**Record set:**
.....
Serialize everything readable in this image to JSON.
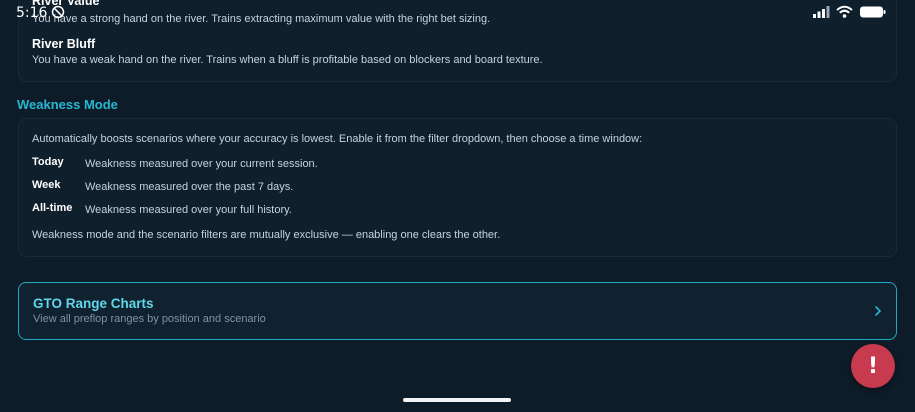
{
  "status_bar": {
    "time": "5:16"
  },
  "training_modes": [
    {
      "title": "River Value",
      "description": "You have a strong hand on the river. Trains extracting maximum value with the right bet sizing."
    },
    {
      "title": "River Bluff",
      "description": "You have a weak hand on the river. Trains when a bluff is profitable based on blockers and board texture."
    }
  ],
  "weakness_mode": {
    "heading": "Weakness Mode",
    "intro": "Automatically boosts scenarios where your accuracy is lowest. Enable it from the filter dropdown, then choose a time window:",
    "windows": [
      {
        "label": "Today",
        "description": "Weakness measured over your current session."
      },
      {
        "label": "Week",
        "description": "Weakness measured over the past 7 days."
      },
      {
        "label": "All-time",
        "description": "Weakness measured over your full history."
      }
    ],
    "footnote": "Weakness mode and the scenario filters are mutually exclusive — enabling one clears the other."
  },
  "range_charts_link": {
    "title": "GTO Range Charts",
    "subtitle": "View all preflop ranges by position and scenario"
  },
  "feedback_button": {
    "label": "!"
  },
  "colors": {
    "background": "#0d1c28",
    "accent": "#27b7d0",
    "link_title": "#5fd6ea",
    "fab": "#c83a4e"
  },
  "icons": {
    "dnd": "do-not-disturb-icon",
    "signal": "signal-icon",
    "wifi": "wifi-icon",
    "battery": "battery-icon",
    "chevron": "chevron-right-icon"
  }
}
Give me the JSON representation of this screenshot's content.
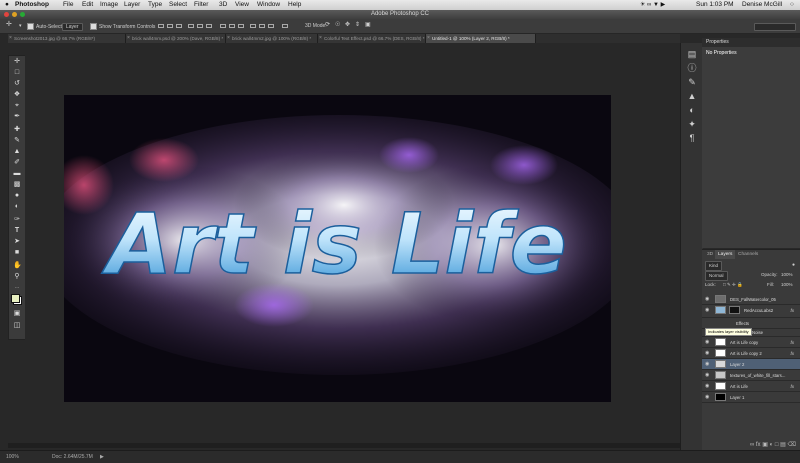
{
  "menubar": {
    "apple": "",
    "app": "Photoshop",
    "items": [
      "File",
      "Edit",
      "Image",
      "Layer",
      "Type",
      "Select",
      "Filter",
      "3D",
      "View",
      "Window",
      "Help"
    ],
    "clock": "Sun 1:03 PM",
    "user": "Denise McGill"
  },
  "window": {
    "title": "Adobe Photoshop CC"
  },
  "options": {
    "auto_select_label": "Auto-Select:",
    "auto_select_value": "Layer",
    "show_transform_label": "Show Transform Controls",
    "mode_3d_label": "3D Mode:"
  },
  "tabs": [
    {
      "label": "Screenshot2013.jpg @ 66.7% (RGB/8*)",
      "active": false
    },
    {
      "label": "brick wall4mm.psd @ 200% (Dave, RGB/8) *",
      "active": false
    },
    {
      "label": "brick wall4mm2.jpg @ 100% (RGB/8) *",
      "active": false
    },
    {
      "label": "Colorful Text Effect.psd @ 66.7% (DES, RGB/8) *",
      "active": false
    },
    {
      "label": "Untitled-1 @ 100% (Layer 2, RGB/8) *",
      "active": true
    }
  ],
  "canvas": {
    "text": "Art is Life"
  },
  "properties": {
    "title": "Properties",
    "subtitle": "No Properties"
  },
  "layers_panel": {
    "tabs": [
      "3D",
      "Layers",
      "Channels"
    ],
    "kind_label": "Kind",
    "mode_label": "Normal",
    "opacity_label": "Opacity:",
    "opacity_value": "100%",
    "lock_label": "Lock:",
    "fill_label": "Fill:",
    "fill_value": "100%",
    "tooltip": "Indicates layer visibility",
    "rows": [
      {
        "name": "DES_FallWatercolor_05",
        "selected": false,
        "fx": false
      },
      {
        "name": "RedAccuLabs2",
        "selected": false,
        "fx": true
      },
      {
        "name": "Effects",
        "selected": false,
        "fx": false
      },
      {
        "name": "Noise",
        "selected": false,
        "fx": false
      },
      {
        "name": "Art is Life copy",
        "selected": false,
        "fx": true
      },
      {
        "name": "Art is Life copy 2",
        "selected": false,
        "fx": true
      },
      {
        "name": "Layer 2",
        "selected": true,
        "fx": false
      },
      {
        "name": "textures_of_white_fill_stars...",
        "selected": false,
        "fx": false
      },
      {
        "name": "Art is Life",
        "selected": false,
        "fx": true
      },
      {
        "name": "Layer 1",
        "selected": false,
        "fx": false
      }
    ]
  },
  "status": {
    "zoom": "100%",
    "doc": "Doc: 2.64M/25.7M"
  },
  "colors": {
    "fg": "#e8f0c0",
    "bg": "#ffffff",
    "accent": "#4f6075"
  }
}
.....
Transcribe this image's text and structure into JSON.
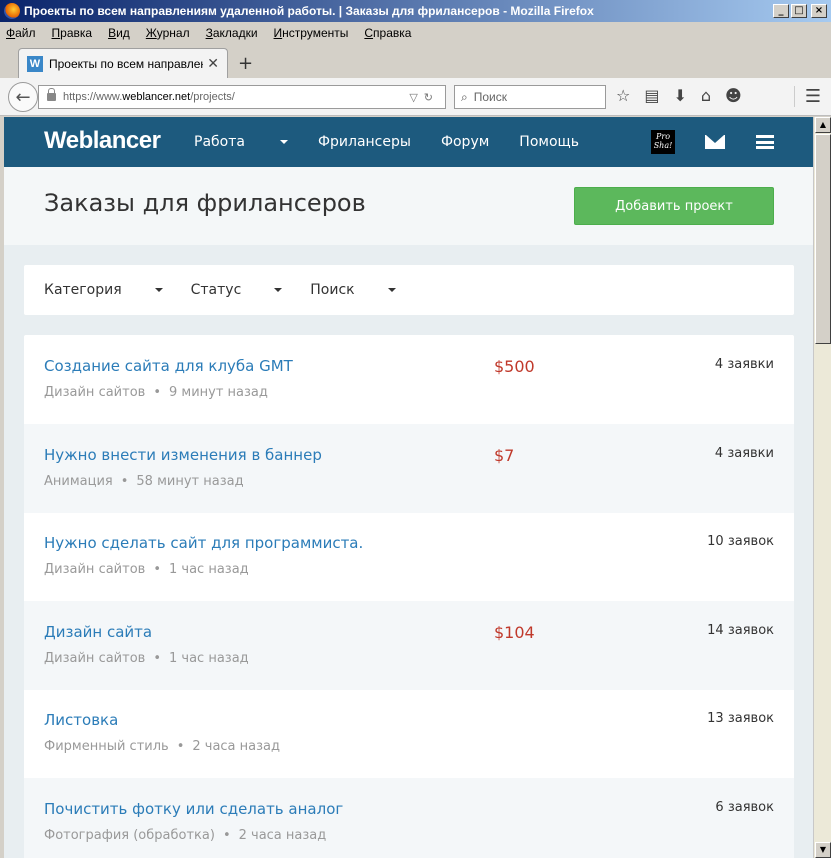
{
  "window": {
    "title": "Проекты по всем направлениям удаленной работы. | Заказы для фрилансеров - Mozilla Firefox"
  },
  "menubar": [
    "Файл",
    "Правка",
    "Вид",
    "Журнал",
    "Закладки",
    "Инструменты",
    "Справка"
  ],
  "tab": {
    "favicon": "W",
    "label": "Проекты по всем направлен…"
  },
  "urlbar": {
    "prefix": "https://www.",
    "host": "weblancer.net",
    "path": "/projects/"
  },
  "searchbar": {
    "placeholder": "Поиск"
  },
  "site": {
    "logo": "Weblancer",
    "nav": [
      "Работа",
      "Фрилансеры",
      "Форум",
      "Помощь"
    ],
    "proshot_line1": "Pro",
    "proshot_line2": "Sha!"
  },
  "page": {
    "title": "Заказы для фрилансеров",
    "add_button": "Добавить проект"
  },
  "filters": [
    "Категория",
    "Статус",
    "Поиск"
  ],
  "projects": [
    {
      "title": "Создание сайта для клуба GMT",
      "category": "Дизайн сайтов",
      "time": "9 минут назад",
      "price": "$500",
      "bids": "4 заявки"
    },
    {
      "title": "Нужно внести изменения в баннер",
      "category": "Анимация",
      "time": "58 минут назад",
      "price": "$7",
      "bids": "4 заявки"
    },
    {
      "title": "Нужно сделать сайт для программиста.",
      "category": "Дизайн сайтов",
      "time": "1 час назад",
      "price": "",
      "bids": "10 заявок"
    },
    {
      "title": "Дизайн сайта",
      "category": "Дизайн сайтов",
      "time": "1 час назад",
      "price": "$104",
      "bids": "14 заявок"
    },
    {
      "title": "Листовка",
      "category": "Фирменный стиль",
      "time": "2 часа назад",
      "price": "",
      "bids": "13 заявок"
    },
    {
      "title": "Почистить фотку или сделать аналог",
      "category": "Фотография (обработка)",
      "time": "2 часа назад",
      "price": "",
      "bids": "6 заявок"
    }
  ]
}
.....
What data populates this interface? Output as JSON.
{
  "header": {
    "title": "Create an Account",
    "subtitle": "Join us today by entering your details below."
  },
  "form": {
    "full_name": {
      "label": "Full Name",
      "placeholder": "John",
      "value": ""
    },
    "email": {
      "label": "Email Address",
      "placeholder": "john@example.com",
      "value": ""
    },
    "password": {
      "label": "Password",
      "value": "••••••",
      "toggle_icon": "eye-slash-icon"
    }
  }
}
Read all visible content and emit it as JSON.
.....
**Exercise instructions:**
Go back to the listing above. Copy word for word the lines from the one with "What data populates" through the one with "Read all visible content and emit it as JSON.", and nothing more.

**Exercise output:**
What data populates this interface? Output as JSON.
{
  "header": {
    "title": "Create an Account",
    "subtitle": "Join us today by entering your details below."
  },
  "form": {
    "full_name": {
      "label": "Full Name",
      "placeholder": "John",
      "value": ""
    },
    "email": {
      "label": "Email Address",
      "placeholder": "john@example.com",
      "value": ""
    },
    "password": {
      "label": "Password",
      "value": "••••••",
      "toggle_icon": "eye-slash-icon"
    }
  }
}
Read all visible content and emit it as JSON.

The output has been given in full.